Me: (responding to previous comment) I think it’s good to have boundaries, but I also think it’s important for those to come down with certain people, like significant others.
I have very hard boundaries, and they take time to come down even with significant others. I have also had the negative experience of having personal issues outed by a partner in the name of “art” so I am gun shy.
Love this convo. In my experience (similar to one of your comments, and, I’d argue, applicable to any major hobby), if someone is truly an artist then their art is likely a big part of their life and persona (moreso than a “just a job”). Indifference from an s.o., much less anything tipping towards dislike, means that they aren’t willing to be invested in something that’s a huge part of who you are, and therefore aren’t willing to be invested fully in YOU. It would always feel like some hugely major puzzle piece was missing. And that’s not even taking into consideration that we all want the people we care about to be proud of our accomplishments on at least some level.

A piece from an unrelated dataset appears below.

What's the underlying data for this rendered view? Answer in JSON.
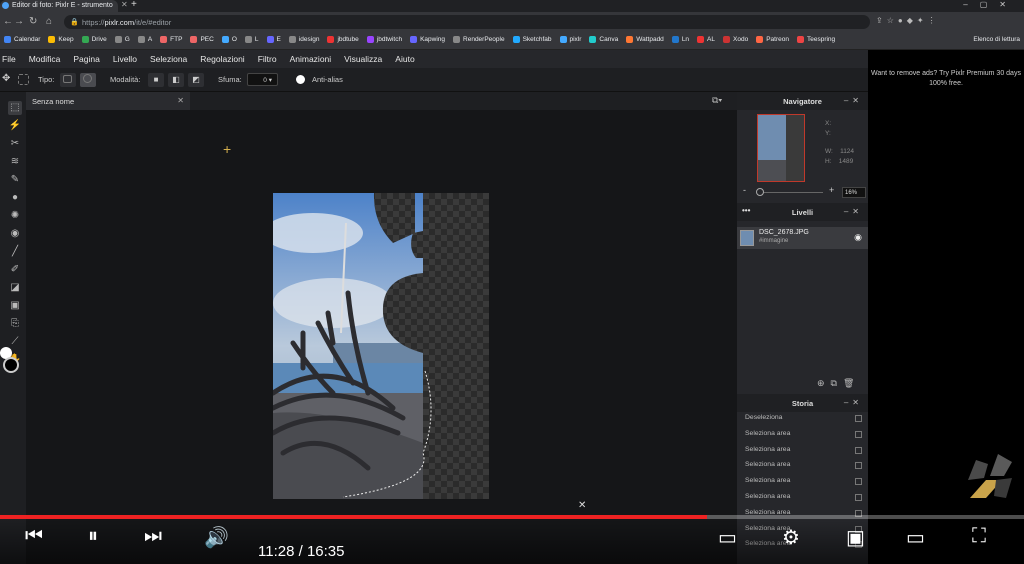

Also some of things I do in pursuit of creative satisfaction are for me alone and it doesn’t matter to me if my partner loves them or is indifferent as long as they don’t get in my way. And that is what may make me an unsuitable partner for someone who lives their art.
Good conversation. It actually got me to articulate some things I didn’t quite know I thought, and allowed me to see other people’s points of view. Also I have an admiration for people who can make their creativity a big part of their life. I’m still working on that part.
Ultimately it depends, so there are no absolutes, but my general thought is that you can if the person whose art is not liked can handle the honesty and if the person not liking it is still respectful and can give the other person the time and space they need to pursure their art. Overall though, the relationship needs to link up in some other way of course. Being an artist myself, I have the need to do art and I’d like it if my partner loved whatever I do, but I can handle it if he doesn’t and appreciate his being able to be true to himself too. Then again, there are limits. Not liking is different than hating or thinking something is pointless, etc. I could not be with someone who was scornful toward my art and would not want to be with someone whose art I abhored.
Coming from experience: you don’t have to like it, you do have to support it.
My guy and I had a conversation about this thread last night 🙂 I think if you can appreciate and admire their talent, you can still be in a relationship. But actually liking their work makes it easier to support their goals. This is as a non-artist, it could be different for those who are artists.